▶ _The problem_
Word for word, reproduce every line of the data.

▶ _Data for analysis_
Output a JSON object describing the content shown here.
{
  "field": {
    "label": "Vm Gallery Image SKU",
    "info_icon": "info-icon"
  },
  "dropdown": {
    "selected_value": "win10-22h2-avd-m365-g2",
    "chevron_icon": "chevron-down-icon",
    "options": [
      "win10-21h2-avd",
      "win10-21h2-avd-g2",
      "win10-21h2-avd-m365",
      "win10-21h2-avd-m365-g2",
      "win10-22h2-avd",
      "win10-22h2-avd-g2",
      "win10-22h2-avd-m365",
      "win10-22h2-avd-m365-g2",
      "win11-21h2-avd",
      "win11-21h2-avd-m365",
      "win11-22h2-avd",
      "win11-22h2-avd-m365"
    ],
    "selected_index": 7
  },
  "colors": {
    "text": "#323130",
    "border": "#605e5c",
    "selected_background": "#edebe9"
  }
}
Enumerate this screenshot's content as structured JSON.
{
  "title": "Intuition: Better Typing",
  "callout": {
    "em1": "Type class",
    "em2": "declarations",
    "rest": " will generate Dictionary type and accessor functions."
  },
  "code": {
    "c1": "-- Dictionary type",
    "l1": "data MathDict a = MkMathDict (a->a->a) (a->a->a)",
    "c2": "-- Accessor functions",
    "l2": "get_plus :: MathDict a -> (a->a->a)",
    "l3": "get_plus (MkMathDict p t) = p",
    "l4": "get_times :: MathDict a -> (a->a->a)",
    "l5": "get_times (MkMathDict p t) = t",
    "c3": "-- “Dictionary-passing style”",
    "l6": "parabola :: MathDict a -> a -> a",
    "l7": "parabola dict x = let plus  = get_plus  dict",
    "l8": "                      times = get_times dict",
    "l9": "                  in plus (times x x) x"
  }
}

▶ _Written answer_
Output a JSON object describing the content shown here.
{
  "field": {
    "label": "Vm Gallery Image SKU",
    "info_icon": "info-icon"
  },
  "dropdown": {
    "selected_value": "win10-22h2-avd-m365-g2",
    "chevron_icon": "chevron-down-icon",
    "options": [
      "win10-21h2-avd",
      "win10-21h2-avd-g2",
      "win10-21h2-avd-m365",
      "win10-21h2-avd-m365-g2",
      "win10-22h2-avd",
      "win10-22h2-avd-g2",
      "win10-22h2-avd-m365",
      "win10-22h2-avd-m365-g2",
      "win11-21h2-avd",
      "win11-21h2-avd-m365",
      "win11-22h2-avd",
      "win11-22h2-avd-m365"
    ],
    "selected_index": 7
  },
  "colors": {
    "text": "#323130",
    "border": "#605e5c",
    "selected_background": "#edebe9"
  }
}
Enumerate this screenshot's content as structured JSON.
{
  "title": "Intuition: Better Typing",
  "callout": {
    "em1": "Type class",
    "em2": "declarations",
    "rest": " will generate Dictionary type and accessor functions."
  },
  "code": {
    "c1": "-- Dictionary type",
    "l1": "data MathDict a = MkMathDict (a->a->a) (a->a->a)",
    "c2": "-- Accessor functions",
    "l2": "get_plus :: MathDict a -> (a->a->a)",
    "l3": "get_plus (MkMathDict p t) = p",
    "l4": "get_times :: MathDict a -> (a->a->a)",
    "l5": "get_times (MkMathDict p t) = t",
    "c3": "-- “Dictionary-passing style”",
    "l6": "parabola :: MathDict a -> a -> a",
    "l7": "parabola dict x = let plus  = get_plus  dict",
    "l8": "                      times = get_times dict",
    "l9": "                  in plus (times x x) x"
  }
}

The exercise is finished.